The Australian government has launched a national action plan for endometriosis, in an effort to advance treatments as well as improve understanding and awareness of the disease among healthcare professionals and the general public.
Health Minister Greg Hunt, in making the announcement following a meeting with representatives of the Australian Coalition for Endometriosis (ACE) and Parliamentary Friends for Endometriosis Awareness, apologized to women that not enough has been done, according to an article in The Guardian.
“As a woman who has lived with the pain of endo since I was 11 years old, being in that room full of men and women sharing their horrific endo stories and then watching Greg Hunt as he told us he’s sorry for the pain we’ve had to endure and that he apologizes that nothing was done sooner was unbelievably powerful,” said Sylvia Freedman, founder of EndoActive and member of the ACE.
Although this is a big step toward better awareness and treatment of endometriosis in Australia, Freedman — an endometriosis advocate who organized the meeting — told ABC News that her goal was to add the disease to a list of national priorities that currently includes cancer, dementia and cardiovascular health.
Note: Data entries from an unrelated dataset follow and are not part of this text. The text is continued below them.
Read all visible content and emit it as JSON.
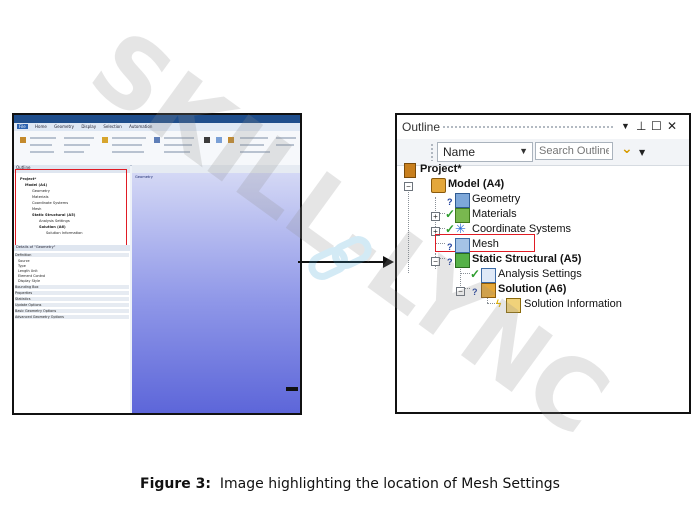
{
  "mini_screenshot": {
    "tabs": [
      "File",
      "Home",
      "Geometry",
      "Display",
      "Selection",
      "Automation"
    ],
    "window_title": "Static Structural - Mechanical [ANSYS]",
    "outline_label": "Outline",
    "search_placeholder": "Search Outline",
    "tree": [
      "Project*",
      "Model (A4)",
      "Geometry",
      "Materials",
      "Coordinate Systems",
      "Mesh",
      "Static Structural (A5)",
      "Analysis Settings",
      "Solution (A6)",
      "Solution Information"
    ],
    "details_title": "Details of \"Geometry\"",
    "details_rows": [
      "Definition",
      "Source",
      "Type",
      "Length Unit",
      "Element Control",
      "Display Style",
      "Bounding Box",
      "Properties",
      "Statistics",
      "Update Options",
      "Basic Geometry Options",
      "Advanced Geometry Options"
    ],
    "viewport_title": "Geometry"
  },
  "outline": {
    "title": "Outline",
    "window_controls": {
      "dropdown": "▼",
      "pin": "⊥",
      "maximize": "☐",
      "close": "✕"
    },
    "filter_select": "Name",
    "search_placeholder": "Search Outline",
    "tree": {
      "project": "Project*",
      "model": "Model (A4)",
      "geometry": "Geometry",
      "materials": "Materials",
      "coordinate_systems": "Coordinate Systems",
      "mesh": "Mesh",
      "static_structural": "Static Structural (A5)",
      "analysis_settings": "Analysis Settings",
      "solution": "Solution (A6)",
      "solution_information": "Solution Information"
    },
    "highlighted_item": "Mesh",
    "highlight_color": "#e01b24"
  },
  "watermark": "SKILL-LYNC",
  "caption": {
    "lead": "Figure 3:",
    "text": "  Image highlighting the location of Mesh Settings"
  }
}
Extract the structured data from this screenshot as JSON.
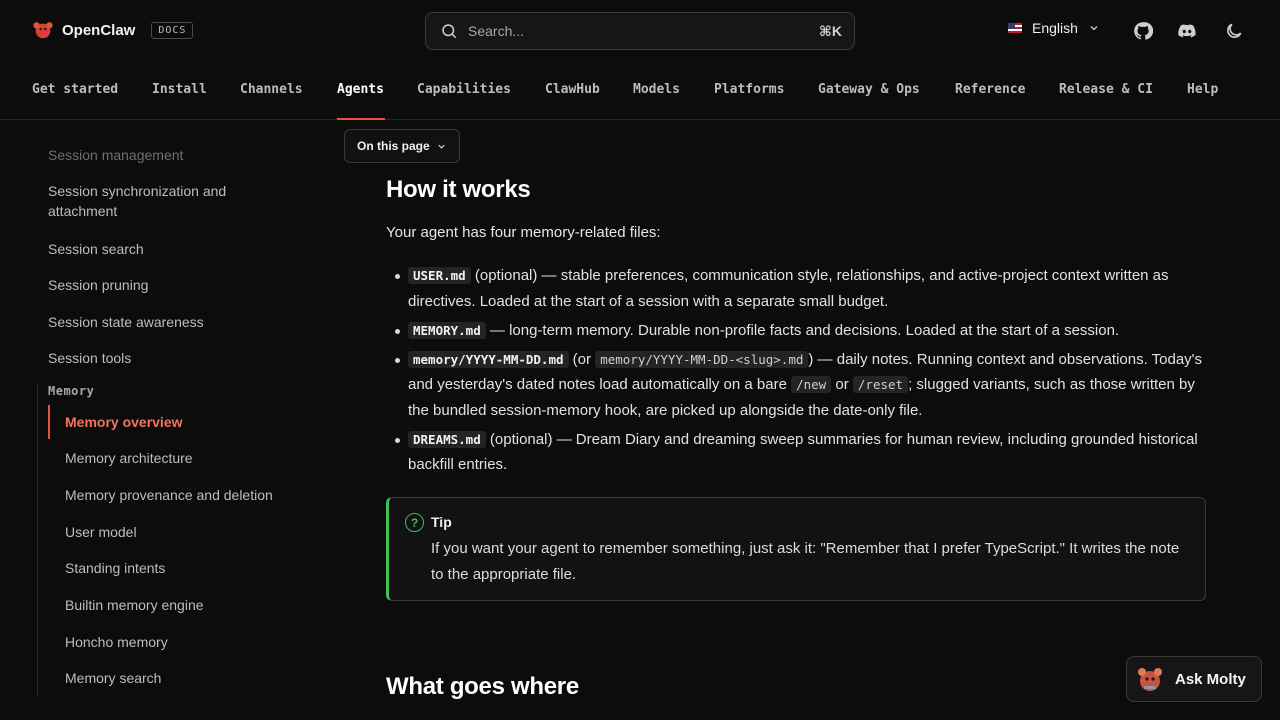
{
  "header": {
    "brand": "OpenClaw",
    "badge": "DOCS",
    "search_placeholder": "Search...",
    "search_shortcut": "⌘K",
    "language": "English"
  },
  "nav": {
    "tabs": [
      "Get started",
      "Install",
      "Channels",
      "Agents",
      "Capabilities",
      "ClawHub",
      "Models",
      "Platforms",
      "Gateway & Ops",
      "Reference",
      "Release & CI",
      "Help"
    ],
    "active": "Agents"
  },
  "sidebar": {
    "items_top": [
      "Session management",
      "Session synchronization and attachment",
      "Session search",
      "Session pruning",
      "Session state awareness",
      "Session tools"
    ],
    "section": "Memory",
    "memory_items": [
      "Memory overview",
      "Memory architecture",
      "Memory provenance and deletion",
      "User model",
      "Standing intents",
      "Builtin memory engine",
      "Honcho memory",
      "Memory search"
    ],
    "active": "Memory overview"
  },
  "main": {
    "on_this_page": "On this page",
    "heading1": "How it works",
    "intro": "Your agent has four memory-related files:",
    "bullets": [
      {
        "code": "USER.md",
        "text": " (optional) — stable preferences, communication style, relationships, and active-project context written as directives. Loaded at the start of a session with a separate small budget."
      },
      {
        "code": "MEMORY.md",
        "text": " — long-term memory. Durable non-profile facts and decisions. Loaded at the start of a session."
      },
      {
        "code": "memory/YYYY-MM-DD.md",
        "pre": " (or ",
        "code2": "memory/YYYY-MM-DD-<slug>.md",
        "mid": ") — daily notes. Running context and observations. Today's and yesterday's dated notes load automatically on a bare ",
        "code3": "/new",
        "or": " or ",
        "code4": "/reset",
        "post": "; slugged variants, such as those written by the bundled session-memory hook, are picked up alongside the date-only file."
      },
      {
        "code": "DREAMS.md",
        "text": " (optional) — Dream Diary and dreaming sweep summaries for human review, including grounded historical backfill entries."
      }
    ],
    "tip": {
      "title": "Tip",
      "body": "If you want your agent to remember something, just ask it: \"Remember that I prefer TypeScript.\" It writes the note to the appropriate file."
    },
    "heading2": "What goes where"
  },
  "ask_button": "Ask Molty",
  "colors": {
    "accent": "#e5533d",
    "tip_green": "#3fbf55",
    "background": "#0c0c0c"
  }
}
“Endometriosis is just as prevalent, if not more so, and just as costly to the Australian economy and women and their families if not more so than the other priorities already on that list,” said Freedman. “Endo affects one in 10 women, and yet, most people have never heard of it.”
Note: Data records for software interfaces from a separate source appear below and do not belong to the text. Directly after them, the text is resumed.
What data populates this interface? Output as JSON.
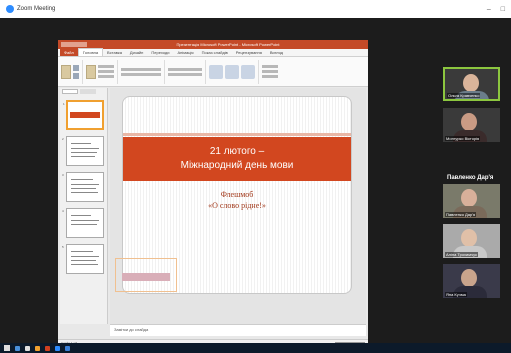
{
  "window": {
    "title": "Zoom Meeting",
    "minimize": "–",
    "maximize": "□"
  },
  "powerpoint": {
    "title": "Презентація Microsoft PowerPoint - Microsoft PowerPoint",
    "tabs": [
      "Файл",
      "Головна",
      "Вставка",
      "Дизайн",
      "Переходи",
      "Анімація",
      "Показ слайдів",
      "Рецензування",
      "Вигляд"
    ],
    "thumb_tabs": [
      "Слайди",
      "Структура"
    ],
    "slide": {
      "title_line1": "21 лютого –",
      "title_line2": "Міжнародний день мови",
      "subtitle_line1": "Флешмоб",
      "subtitle_line2": "«О слово рідне!»"
    },
    "notes_placeholder": "Замітки до слайда",
    "status": "Слайд 1 з 5"
  },
  "participants": [
    {
      "name": "Ольга Кравченко",
      "face": "#d9b49a",
      "body": "#6b7d8a",
      "bg": "#5a5a4a"
    },
    {
      "name": "Монгурко Вікторія",
      "face": "#c99b84",
      "body": "#3a2b2b",
      "bg": "#555"
    },
    {
      "name": "Павленко Дар'я",
      "face": "#d8b09a",
      "body": "#7a6a5a",
      "bg": "#7a7a6a"
    },
    {
      "name": "Аліна Трохимчук",
      "face": "#e0c0a8",
      "body": "#c9c9c9",
      "bg": "#aaa"
    },
    {
      "name": "Яна Кучма",
      "face": "#c9a48c",
      "body": "#2b2b3a",
      "bg": "#3a3a4a"
    }
  ],
  "active_speaker": "Павленко Дар'я"
}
She added that school curricula don’t even mention menstruation, let alone endometriosis; this causes many young girls to go on for years thinking they must simply live with their condition. She also said the lack of knowledge among healthcare professionals is shocking.
Some doctors, she said, have advised girls as young as 11 to get pregnant to cure the condition, or get a hysterectomy.
“The misinformation from healthcare professionals has got to change,” she said.
At the meeting with Hunt, ACE made five demands, according to The Guardian. Besides adding endometriosis to the list of national health priorities, the group lobbied for a federally funded public awareness campaign, more research funding, school education on the topic and the development of clinical care standards.
In its announcement of the action plan agreed upon as a result of the meeting, Hunt applauded the coalition’s work.
“This condition should have been better acknowledged and acted upon long ago, but today we are taking action so the struggle that women face will no longer be silent or their battles private,” Hunt wrote.
While the action plan announcement did not provide details of what actions women with endometriosis should expect, the government said it will work with the medical community and key stakeholders to explore potential gaps in “training, support and care.”
Among other things, the government will award A$160,000 in funding to Dr. Grant Montgomery, a professor at the University of Queensland who explores the use of genomics to identify better treatments for endometriosis. The disease will also be included as a key point in next year’s Women’s Health Week, organized by the Jean Hailes Foundation.